TURIN, Italy -- She's her inspiration, her role model, her soft shoulder in sad moments, her dry hanky in happy moments.
Basically, Sarah Hughes is Emily's sister.
And sisters are always there for each other.
It's not usually this smooth with kid combinations. For example, brother and brother have this understanding: The oldest will pick on the youngest, starting at birth. The poor little guy will get his ear flicked, or experience the annoyance of a well-applied noogie, or always feel pressure to catch his big brother's baseball throw, which always comes too hard.
Brother and sister? They sometimes can be as compatible as dog and cat. They share a strong desire to dominate the bathroom in the morning, use the telephone during the day and own the remote control at night. Fights are common, referees are required.

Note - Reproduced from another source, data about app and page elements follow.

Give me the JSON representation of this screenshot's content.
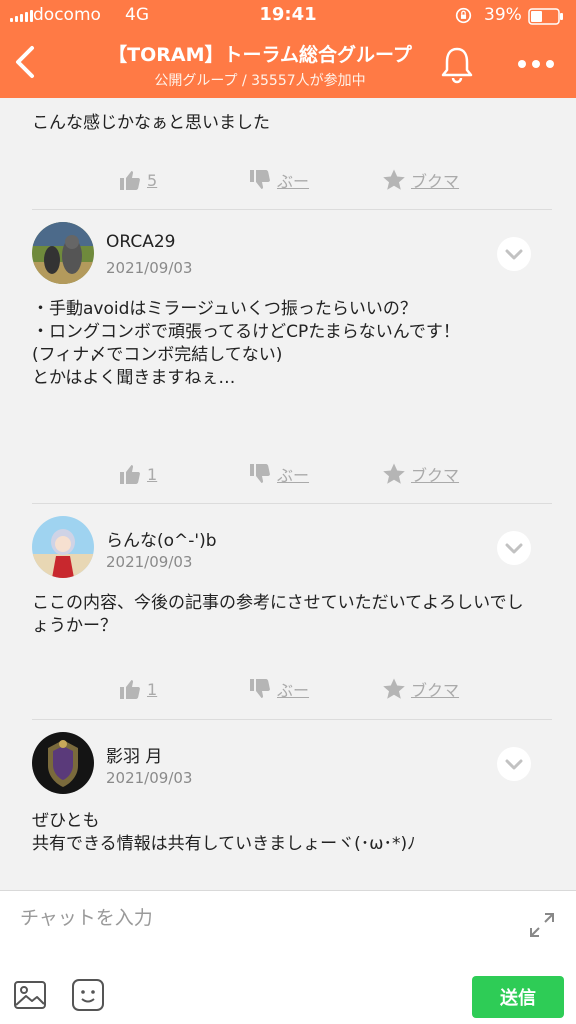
{
  "status_bar": {
    "carrier": "docomo",
    "network": "4G",
    "time": "19:41",
    "battery": "39%"
  },
  "nav": {
    "title": "【TORAM】トーラム総合グループ",
    "subtitle": "公開グループ / 35557人が参加中",
    "back_icon": "chevron-left-icon",
    "bell_icon": "bell-icon",
    "more_icon": "more-dots-icon"
  },
  "actions": {
    "like_icon": "thumbs-up-icon",
    "boo_label": "ぶー",
    "boo_icon": "thumbs-down-icon",
    "bookmark_label": "ブクマ",
    "bookmark_icon": "star-icon"
  },
  "posts": [
    {
      "body": "こんな感じかなぁと思いました",
      "likes": "5"
    },
    {
      "username": "ORCA29",
      "date": "2021/09/03",
      "body": "・手動avoidはミラージュいくつ振ったらいいの？\n・ロングコンボで頑張ってるけどCPたまらないんです！\n(フィナ〆でコンボ完結してない)\nとかはよく聞きますねぇ…",
      "likes": "1"
    },
    {
      "username": "らんな(o^-')b",
      "date": "2021/09/03",
      "body": "ここの内容、今後の記事の参考にさせていただいてよろしいでしょうかー？",
      "likes": "1"
    },
    {
      "username": "影羽 月",
      "date": "2021/09/03",
      "body": "ぜひとも\n共有できる情報は共有していきましょーヾ(･ω･*)ﾉ"
    }
  ],
  "composer": {
    "placeholder": "チャットを入力",
    "send_label": "送信",
    "image_icon": "image-icon",
    "sticker_icon": "sticker-icon",
    "expand_icon": "expand-icon"
  },
  "colors": {
    "header": "#ff7a45",
    "send": "#2ecc56",
    "muted": "#aaaaaa"
  }
}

But sister and sister? That is true and everlasting bliss.
That's what Sarah and Emily have, a bond strengthened by gender, by a remarkable facial resemblance, by closeness in age, by a love of shopping and manicures. And of course, by figure skating. That last part has allowed Sarah and Emily to share the unique status of being Olympians. It doesn't get any better than the older sister winning the gold medal in Salt Lake City and, four years later, the younger sister using that as motivation to reach Turin.
"Emily is going over to enjoy the competition and take it in," said Sarah, 20. "This is all a bonus for her. No one works harder than she does. She really wanted to be part of this team and she earned it. I am really just so proud of her. It is terrific."
On a certain satisfaction level, this will mean almost as much to Sarah as it does to Emily. They come from a tight family of six kids, all born and raised on ice, all nurtured wonderfully in Kings Point, N.Y., by Amy and John Hughes, the Canadian who handed his love of skating down to his children. Sarah and Emily, separated by three years, are the fourth and fifth youngest (Taylor's the baby of the bunch). While the boys played hockey, the sisters did what girls do.
Sarah and Emily spent plenty of time twirling together when they first caught the skating bug, back in grade school. That's where the bond took hold. Amy Hughes drove the sisters to the rink and to school. As time went by, the older Sarah's skating became much sharper, her jumps higher, her landings firmer. Clearly, she had the look. She had the making of a champion.
She also had something else: The full support of Emily.
There was no sibling rivalry, not really; just love and admiration from one to another. Which is what you'd expect, actually. They're sisters.
"Emily really is how she comes across: happy, hard working, friendly, likable, just a good all-around kid," Sarah said. "She is a team player on and off the ice."
Sarah's emergence as a world-class skater effectively ended their ice time together. Sarah had her own coach, made exhausting trips from Long Island to New Jersey to train, and traveled the world. You know what happened next. She went to Salt Lake with a medal shot, and then, with a breathless performance that put a watermelon in everyone's throat, seized the gold from the favorites. No one cheered harder than Emily. She was also there for Sarah when the post-Olympic crush arrived on cue.
"Whenever I would complain about something," Sarah said, "she would roll her eyes, like 'C'mon Sarah, just sign this or just let mom take 50 more pictures.' She still tries to make me look bad by doing whatever my mom asks."
In a twist, Emily now spends more time on skates than Sarah, who dedicated herself to the real family tradition -- education -- after the 2002 Games and went to Yale, where she's a sophomore. Determined to reach her peak as a skater, Emily pushed herself harder and, in the last year, made strides. She went from placing sixth in the 2005 nationals to third this year, helped greatly by a strong short program. That, along with her last name, wasn't enough to convince the skating federation to take her over Michelle Kwan, who got the nod on reputation and the strength of a private skate-off. That was tough on Sarah, maybe more than Emily.
"You know," Sarah said, "it is what it is. The circumstances were very unusual and everyone in figure skating has a lot of respect for Michelle. How could you not? In a sense it was very hard, but Emily understood and handled the whole situation with grace and maturity. One of the hardest things for her was finding out the alternate didn't walk in the Opening Ceremonies. She was pretty broken-hearted over that."
Emily comes to Turin facing tougher odds of medaling than Sarah did in Salt Lake. Sarah had arrived. Emily's still rising. And the competition is steep. She'll be going against Irina Slutskaya and Sasha Cohen and the nimble Japanese girls. But at least she'll be in Turin. Whether or not her medal chances are realistic, she'll get a chance and make the most of it.
"Even though she clearly is competitive, she is also very rational," Sarah said. "This has and will help her through victory and defeat."
Anyway, the skater who'll matter most to Emily at the Turin Olympics will sit in the stands, among 17 family and friends, slightly weary from a bout with mono but expected to muster the strength to empty her lungs. Sarah will be there for Emily, just as Emily was there in Salt Lake for Sarah.
That's what sisters do.
Shaun Powell writes for Newsday.